Although the city did not oppose attorneys’ fees, a lawyer who previously worked on the case for the city, George Frajola, objected to attorneys’ fees as a plaintiff in the class-action suit. The crux of his complaint was that attorneys’ fees should not be awarded because the firm solicited the plaintiffs as clients.
However, Schroth pointed out the exception to that rule: a previously established attorney-client relationship. The court had previously ruled on the same objection brought by the city and found the attorney for the plaintiffs was entitled to attorneys’ fees.
Hodges did not rule on whether he was awarding the two original class action plaintiffs, Discount Sleep and Birch, an additional $50,000 each for their initiation and participation in the suit since 2014.
Hodges also did not rule on the amount of the award of attorney’s fees.
At least two residents asked what happens to money owed to account holders who had since passed. Hodges explained their heirs would be entitled to apply for the refund owed a decedent’s estate.
One resident asked if the city was required to pay interest on the illegal tax they collected; the judge said the law prohibited the city from being charged interest in this case.
Another resident objected to the class members having to pay attorney’s fees out of their refunds. She felt it was more equitable for the city to pay attorneys fees so that the claimants could receive a larger share of the refunds owed.
The judge and Hemke both commented how remarkable it was for class members to receive a return of 91 cents on the dollar even after paying attorneys’ fees and costs.
There was only one issue that became a debate: What to do with the unclaimed funds after a year’s period when the city could not find the account holder?
Schroth suggested the city pay the unclaimed funds to the state, pursuant to Chapter 717 of the Florida statutes called the Florida Disposition of Unclaimed Property Act. Under the statute, it would give additional time for unlocated class members to claim their refunds.
The attorneys representing the city at the hearing, Zimmerman and Robert Batsel, Jr., argued the city should be able to retain the unclaimed funds and apply it to a substantial liability the incurred in order pay the refunds, a bank note in the sum of $60 million.
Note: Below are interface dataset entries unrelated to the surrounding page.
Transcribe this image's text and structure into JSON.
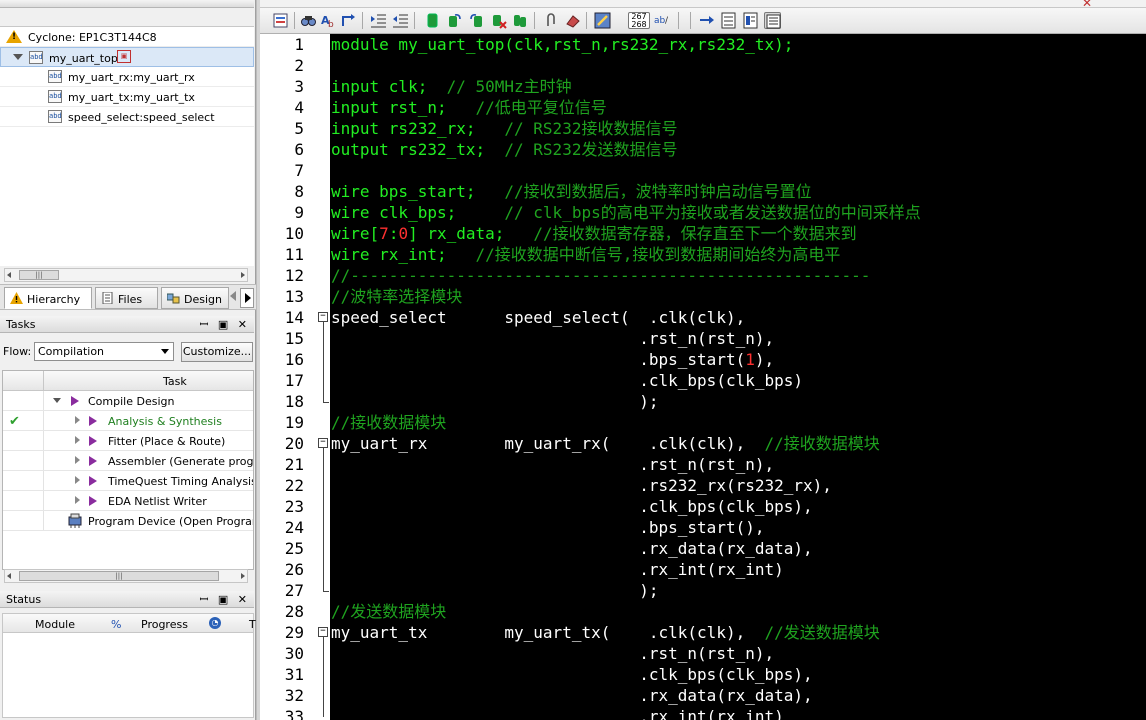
{
  "project": {
    "device": "Cyclone: EP1C3T144C8",
    "top": "my_uart_top",
    "children": [
      "my_uart_rx:my_uart_rx",
      "my_uart_tx:my_uart_tx",
      "speed_select:speed_select"
    ]
  },
  "nav_tabs": [
    {
      "label": "Hierarchy",
      "icon": "hierarchy-icon"
    },
    {
      "label": "Files",
      "icon": "files-icon"
    },
    {
      "label": "Design",
      "icon": "design-icon"
    }
  ],
  "tasks": {
    "title": "Tasks",
    "flow_label": "Flow:",
    "flow_value": "Compilation",
    "customize_label": "Customize...",
    "column_task": "Task",
    "rows": [
      {
        "label": "Compile Design",
        "done": false
      },
      {
        "label": "Analysis & Synthesis",
        "done": true
      },
      {
        "label": "Fitter (Place & Route)",
        "done": false
      },
      {
        "label": "Assembler (Generate programming files)",
        "done": false
      },
      {
        "label": "TimeQuest Timing Analysis",
        "done": false
      },
      {
        "label": "EDA Netlist Writer",
        "done": false
      },
      {
        "label": "Program Device (Open Programmer)",
        "done": false
      }
    ]
  },
  "status": {
    "title": "Status",
    "col_module": "Module",
    "col_percent": "%",
    "col_progress": "Progress",
    "col_t": "T"
  },
  "editor": {
    "line_count_badge": "267 268",
    "line_numbers": [
      "1",
      "2",
      "3",
      "4",
      "5",
      "6",
      "7",
      "8",
      "9",
      "10",
      "11",
      "12",
      "13",
      "14",
      "15",
      "16",
      "17",
      "18",
      "19",
      "20",
      "21",
      "22",
      "23",
      "24",
      "25",
      "26",
      "27",
      "28",
      "29",
      "30",
      "31",
      "32",
      "33"
    ],
    "lines": [
      [
        {
          "t": "module my_uart_top(clk,rst_n,rs232_rx,rs232_tx);",
          "c": "kw"
        }
      ],
      [],
      [
        {
          "t": "input clk;  ",
          "c": "kw"
        },
        {
          "t": "// 50MHz主时钟",
          "c": "cm"
        }
      ],
      [
        {
          "t": "input rst_n;   ",
          "c": "kw"
        },
        {
          "t": "//低电平复位信号",
          "c": "cm"
        }
      ],
      [
        {
          "t": "input rs232_rx;   ",
          "c": "kw"
        },
        {
          "t": "// RS232接收数据信号",
          "c": "cm"
        }
      ],
      [
        {
          "t": "output rs232_tx;  ",
          "c": "kw"
        },
        {
          "t": "// RS232发送数据信号",
          "c": "cm"
        }
      ],
      [],
      [
        {
          "t": "wire bps_start;   ",
          "c": "kw"
        },
        {
          "t": "//接收到数据后，波特率时钟启动信号置位",
          "c": "cm"
        }
      ],
      [
        {
          "t": "wire clk_bps;     ",
          "c": "kw"
        },
        {
          "t": "// clk_bps的高电平为接收或者发送数据位的中间采样点",
          "c": "cm"
        }
      ],
      [
        {
          "t": "wire[",
          "c": "kw"
        },
        {
          "t": "7",
          "c": "num"
        },
        {
          "t": ":",
          "c": "kw"
        },
        {
          "t": "0",
          "c": "num"
        },
        {
          "t": "] rx_data;   ",
          "c": "kw"
        },
        {
          "t": "//接收数据寄存器，保存直至下一个数据来到",
          "c": "cm"
        }
      ],
      [
        {
          "t": "wire rx_int;   ",
          "c": "kw"
        },
        {
          "t": "//接收数据中断信号,接收到数据期间始终为高电平",
          "c": "cm"
        }
      ],
      [
        {
          "t": "//------------------------------------------------------",
          "c": "cm"
        }
      ],
      [
        {
          "t": "//波特率选择模块",
          "c": "cm"
        }
      ],
      [
        {
          "t": "speed_select      speed_select(  .clk(clk),",
          "c": ""
        }
      ],
      [
        {
          "t": "                                .rst_n(rst_n),",
          "c": ""
        }
      ],
      [
        {
          "t": "                                .bps_start(",
          "c": ""
        },
        {
          "t": "1",
          "c": "num"
        },
        {
          "t": "),",
          "c": ""
        }
      ],
      [
        {
          "t": "                                .clk_bps(clk_bps)",
          "c": ""
        }
      ],
      [
        {
          "t": "                                );",
          "c": ""
        }
      ],
      [
        {
          "t": "//接收数据模块",
          "c": "cm"
        }
      ],
      [
        {
          "t": "my_uart_rx        my_uart_rx(    .clk(clk),  ",
          "c": ""
        },
        {
          "t": "//接收数据模块",
          "c": "cm"
        }
      ],
      [
        {
          "t": "                                .rst_n(rst_n),",
          "c": ""
        }
      ],
      [
        {
          "t": "                                .rs232_rx(rs232_rx),",
          "c": ""
        }
      ],
      [
        {
          "t": "                                .clk_bps(clk_bps),",
          "c": ""
        }
      ],
      [
        {
          "t": "                                .bps_start(),",
          "c": ""
        }
      ],
      [
        {
          "t": "                                .rx_data(rx_data),",
          "c": ""
        }
      ],
      [
        {
          "t": "                                .rx_int(rx_int)",
          "c": ""
        }
      ],
      [
        {
          "t": "                                );",
          "c": ""
        }
      ],
      [
        {
          "t": "//发送数据模块",
          "c": "cm"
        }
      ],
      [
        {
          "t": "my_uart_tx        my_uart_tx(    .clk(clk),  ",
          "c": ""
        },
        {
          "t": "//发送数据模块",
          "c": "cm"
        }
      ],
      [
        {
          "t": "                                .rst_n(rst_n),",
          "c": ""
        }
      ],
      [
        {
          "t": "                                .clk_bps(clk_bps),",
          "c": ""
        }
      ],
      [
        {
          "t": "                                .rx_data(rx_data),",
          "c": ""
        }
      ],
      [
        {
          "t": "                                .rx_int(rx_int)",
          "c": ""
        }
      ]
    ]
  }
}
After some discussion about applicable case law and how much discretion he had to rule, Hodges ordered the city to pay the unclaimed funds out in a second disbursement to the claimants established in the first-round pro-rata.
One of the more meaningful exchanges between the judge and a class member was in answer to a question raised, “Why are we here? Where are the checks and balances?”
To which Hodges explained that they were witnessing the checks and balances in place with this court ruling. He explained that every time any legislative body creates a law, the public can appeal to the courts questioning the constitutionality of the measure. “The court is the check on that,” he said.
Hodges acknowledged the litigation took a long time, “But ultimately, in the end, through the appellate process, the 5th District Court of Appeals ruled that the legislation was unconstitutional. And that is why we find ourselves here today.”